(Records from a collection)
-------------------------

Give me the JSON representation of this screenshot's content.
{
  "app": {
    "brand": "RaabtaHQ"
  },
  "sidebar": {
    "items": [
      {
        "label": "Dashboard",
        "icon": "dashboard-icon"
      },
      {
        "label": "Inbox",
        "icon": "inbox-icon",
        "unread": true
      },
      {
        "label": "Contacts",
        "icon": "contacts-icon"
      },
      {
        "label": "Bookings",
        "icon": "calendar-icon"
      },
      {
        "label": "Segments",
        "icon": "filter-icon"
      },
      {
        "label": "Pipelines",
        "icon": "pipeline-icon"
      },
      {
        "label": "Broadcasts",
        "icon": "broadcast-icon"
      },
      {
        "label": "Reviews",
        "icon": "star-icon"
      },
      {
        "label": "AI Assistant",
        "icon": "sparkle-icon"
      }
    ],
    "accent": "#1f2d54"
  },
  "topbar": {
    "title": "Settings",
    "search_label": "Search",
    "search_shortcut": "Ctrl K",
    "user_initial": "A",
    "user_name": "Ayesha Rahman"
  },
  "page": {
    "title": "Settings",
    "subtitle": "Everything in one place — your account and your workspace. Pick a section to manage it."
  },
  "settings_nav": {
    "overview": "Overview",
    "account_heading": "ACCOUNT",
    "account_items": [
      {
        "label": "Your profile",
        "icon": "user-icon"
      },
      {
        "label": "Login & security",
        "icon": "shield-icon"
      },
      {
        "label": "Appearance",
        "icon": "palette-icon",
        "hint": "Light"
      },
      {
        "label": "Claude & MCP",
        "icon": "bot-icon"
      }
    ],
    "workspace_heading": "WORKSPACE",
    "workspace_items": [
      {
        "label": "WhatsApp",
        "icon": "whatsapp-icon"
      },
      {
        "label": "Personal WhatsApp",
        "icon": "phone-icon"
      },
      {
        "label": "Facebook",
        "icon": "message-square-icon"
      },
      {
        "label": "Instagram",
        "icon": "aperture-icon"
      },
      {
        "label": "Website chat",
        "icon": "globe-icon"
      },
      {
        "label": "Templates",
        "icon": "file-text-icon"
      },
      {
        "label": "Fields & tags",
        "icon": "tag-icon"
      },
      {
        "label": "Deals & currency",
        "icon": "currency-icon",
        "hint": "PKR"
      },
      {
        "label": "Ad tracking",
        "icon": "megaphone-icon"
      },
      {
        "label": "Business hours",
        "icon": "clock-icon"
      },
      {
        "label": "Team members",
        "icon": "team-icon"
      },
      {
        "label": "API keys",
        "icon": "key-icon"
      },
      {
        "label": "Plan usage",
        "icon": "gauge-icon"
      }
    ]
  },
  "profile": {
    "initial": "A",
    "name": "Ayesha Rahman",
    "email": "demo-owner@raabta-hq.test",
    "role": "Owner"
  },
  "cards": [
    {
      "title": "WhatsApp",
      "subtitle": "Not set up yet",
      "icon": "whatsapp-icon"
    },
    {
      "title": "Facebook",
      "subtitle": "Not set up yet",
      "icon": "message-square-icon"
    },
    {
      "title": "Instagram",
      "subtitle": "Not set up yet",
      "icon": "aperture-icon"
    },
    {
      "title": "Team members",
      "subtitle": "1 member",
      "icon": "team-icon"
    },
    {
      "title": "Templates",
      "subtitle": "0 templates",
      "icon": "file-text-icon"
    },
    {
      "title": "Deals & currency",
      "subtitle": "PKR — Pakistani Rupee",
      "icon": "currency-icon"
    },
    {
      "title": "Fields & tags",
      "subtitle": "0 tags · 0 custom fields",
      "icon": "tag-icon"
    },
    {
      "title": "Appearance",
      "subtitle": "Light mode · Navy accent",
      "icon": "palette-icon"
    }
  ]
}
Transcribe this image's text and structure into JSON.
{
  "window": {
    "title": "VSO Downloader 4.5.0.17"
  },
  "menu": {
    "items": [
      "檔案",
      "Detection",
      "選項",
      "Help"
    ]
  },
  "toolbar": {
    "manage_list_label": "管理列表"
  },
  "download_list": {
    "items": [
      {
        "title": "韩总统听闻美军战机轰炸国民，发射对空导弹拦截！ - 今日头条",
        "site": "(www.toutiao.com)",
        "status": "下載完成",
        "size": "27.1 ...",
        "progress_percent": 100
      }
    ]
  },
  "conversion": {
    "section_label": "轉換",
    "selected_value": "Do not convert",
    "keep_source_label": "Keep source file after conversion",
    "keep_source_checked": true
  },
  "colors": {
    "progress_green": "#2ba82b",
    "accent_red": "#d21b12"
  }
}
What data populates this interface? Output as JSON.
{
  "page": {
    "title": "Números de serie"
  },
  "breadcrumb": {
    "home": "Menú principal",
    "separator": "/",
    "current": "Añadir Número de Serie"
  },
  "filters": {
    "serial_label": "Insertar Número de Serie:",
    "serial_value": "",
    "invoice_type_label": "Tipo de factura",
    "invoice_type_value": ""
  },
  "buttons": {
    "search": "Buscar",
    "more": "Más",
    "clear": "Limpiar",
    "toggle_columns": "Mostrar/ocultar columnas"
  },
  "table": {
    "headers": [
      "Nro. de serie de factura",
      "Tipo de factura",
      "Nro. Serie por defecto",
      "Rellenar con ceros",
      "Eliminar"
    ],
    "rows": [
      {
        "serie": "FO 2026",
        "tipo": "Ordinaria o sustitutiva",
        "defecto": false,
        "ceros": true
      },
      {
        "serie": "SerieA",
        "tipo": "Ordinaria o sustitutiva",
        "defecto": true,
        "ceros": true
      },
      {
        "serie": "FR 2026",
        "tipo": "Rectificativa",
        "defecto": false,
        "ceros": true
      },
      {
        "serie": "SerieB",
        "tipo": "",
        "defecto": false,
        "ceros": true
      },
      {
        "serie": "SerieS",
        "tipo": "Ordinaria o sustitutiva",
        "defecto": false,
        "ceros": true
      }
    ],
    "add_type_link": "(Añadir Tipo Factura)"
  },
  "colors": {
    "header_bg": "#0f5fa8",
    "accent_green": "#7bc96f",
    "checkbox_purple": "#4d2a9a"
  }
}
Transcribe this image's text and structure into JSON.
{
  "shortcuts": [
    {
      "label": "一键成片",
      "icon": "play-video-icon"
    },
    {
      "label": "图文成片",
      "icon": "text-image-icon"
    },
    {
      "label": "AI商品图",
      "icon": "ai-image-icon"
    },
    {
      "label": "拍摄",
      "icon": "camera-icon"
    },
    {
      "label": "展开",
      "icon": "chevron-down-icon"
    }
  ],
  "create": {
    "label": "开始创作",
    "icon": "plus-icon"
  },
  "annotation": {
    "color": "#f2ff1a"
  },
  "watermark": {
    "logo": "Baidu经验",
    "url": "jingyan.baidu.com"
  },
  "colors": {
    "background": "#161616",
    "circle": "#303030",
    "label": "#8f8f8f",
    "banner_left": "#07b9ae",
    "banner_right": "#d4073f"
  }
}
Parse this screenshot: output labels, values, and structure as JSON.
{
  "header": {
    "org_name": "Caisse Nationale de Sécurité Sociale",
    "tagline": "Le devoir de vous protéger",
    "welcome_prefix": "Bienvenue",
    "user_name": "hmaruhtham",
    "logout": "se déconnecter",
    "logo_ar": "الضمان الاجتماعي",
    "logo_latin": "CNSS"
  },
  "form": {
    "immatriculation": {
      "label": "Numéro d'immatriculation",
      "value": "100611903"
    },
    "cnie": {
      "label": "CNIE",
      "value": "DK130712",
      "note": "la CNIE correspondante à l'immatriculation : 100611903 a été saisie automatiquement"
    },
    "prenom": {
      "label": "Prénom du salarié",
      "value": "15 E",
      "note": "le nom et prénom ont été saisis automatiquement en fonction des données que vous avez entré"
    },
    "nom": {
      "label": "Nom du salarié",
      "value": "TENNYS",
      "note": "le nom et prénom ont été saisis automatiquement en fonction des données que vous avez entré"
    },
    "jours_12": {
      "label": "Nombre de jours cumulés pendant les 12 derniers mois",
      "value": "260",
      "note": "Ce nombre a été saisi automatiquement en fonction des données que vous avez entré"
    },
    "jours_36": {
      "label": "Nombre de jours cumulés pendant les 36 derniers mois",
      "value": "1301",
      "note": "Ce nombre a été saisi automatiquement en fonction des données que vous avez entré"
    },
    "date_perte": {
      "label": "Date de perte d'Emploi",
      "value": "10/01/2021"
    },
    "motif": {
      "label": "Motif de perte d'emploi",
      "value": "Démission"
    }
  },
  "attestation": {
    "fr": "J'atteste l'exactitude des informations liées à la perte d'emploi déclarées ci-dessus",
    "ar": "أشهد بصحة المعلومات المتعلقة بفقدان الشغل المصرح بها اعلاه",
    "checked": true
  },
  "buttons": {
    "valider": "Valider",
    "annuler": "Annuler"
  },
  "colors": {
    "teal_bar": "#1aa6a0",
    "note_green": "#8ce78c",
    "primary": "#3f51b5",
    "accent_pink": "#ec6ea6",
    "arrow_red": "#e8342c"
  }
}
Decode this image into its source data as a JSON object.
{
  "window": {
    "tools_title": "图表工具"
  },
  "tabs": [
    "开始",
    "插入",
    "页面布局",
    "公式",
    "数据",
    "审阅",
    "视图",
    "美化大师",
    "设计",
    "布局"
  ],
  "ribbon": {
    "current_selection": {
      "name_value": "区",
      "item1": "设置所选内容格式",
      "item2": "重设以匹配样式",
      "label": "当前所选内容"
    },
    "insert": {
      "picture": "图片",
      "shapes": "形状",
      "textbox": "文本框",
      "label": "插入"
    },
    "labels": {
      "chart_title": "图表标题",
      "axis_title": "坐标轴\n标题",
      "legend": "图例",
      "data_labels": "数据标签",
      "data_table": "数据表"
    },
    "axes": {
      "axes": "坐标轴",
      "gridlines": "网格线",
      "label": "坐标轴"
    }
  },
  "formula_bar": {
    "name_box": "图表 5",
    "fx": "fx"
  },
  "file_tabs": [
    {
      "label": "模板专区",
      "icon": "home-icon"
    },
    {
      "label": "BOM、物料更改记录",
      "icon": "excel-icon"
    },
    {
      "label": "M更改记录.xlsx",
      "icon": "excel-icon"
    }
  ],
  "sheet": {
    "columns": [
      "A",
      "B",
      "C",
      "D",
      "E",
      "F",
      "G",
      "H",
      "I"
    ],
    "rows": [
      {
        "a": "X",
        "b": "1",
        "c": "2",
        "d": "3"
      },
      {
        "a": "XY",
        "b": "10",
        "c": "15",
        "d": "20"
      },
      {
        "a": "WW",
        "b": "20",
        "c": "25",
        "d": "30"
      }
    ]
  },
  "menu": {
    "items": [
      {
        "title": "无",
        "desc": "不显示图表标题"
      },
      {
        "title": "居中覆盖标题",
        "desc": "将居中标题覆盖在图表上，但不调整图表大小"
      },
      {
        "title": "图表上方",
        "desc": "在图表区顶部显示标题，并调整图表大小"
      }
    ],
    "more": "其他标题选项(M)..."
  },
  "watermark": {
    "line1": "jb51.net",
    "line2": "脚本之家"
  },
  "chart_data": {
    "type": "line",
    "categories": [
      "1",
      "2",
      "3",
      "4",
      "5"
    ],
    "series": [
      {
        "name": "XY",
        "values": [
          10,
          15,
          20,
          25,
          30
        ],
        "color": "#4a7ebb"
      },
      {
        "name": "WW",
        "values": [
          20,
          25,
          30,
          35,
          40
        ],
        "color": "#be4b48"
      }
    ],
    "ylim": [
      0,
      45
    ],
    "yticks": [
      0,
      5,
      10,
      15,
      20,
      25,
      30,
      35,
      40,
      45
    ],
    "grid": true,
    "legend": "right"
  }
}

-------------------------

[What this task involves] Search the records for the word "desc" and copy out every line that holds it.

[Answer section]
        "desc": "不显示图表标题"
        "desc": "将居中标题覆盖在图表上，但不调整图表大小"
        "desc": "在图表区顶部显示标题，并调整图表大小"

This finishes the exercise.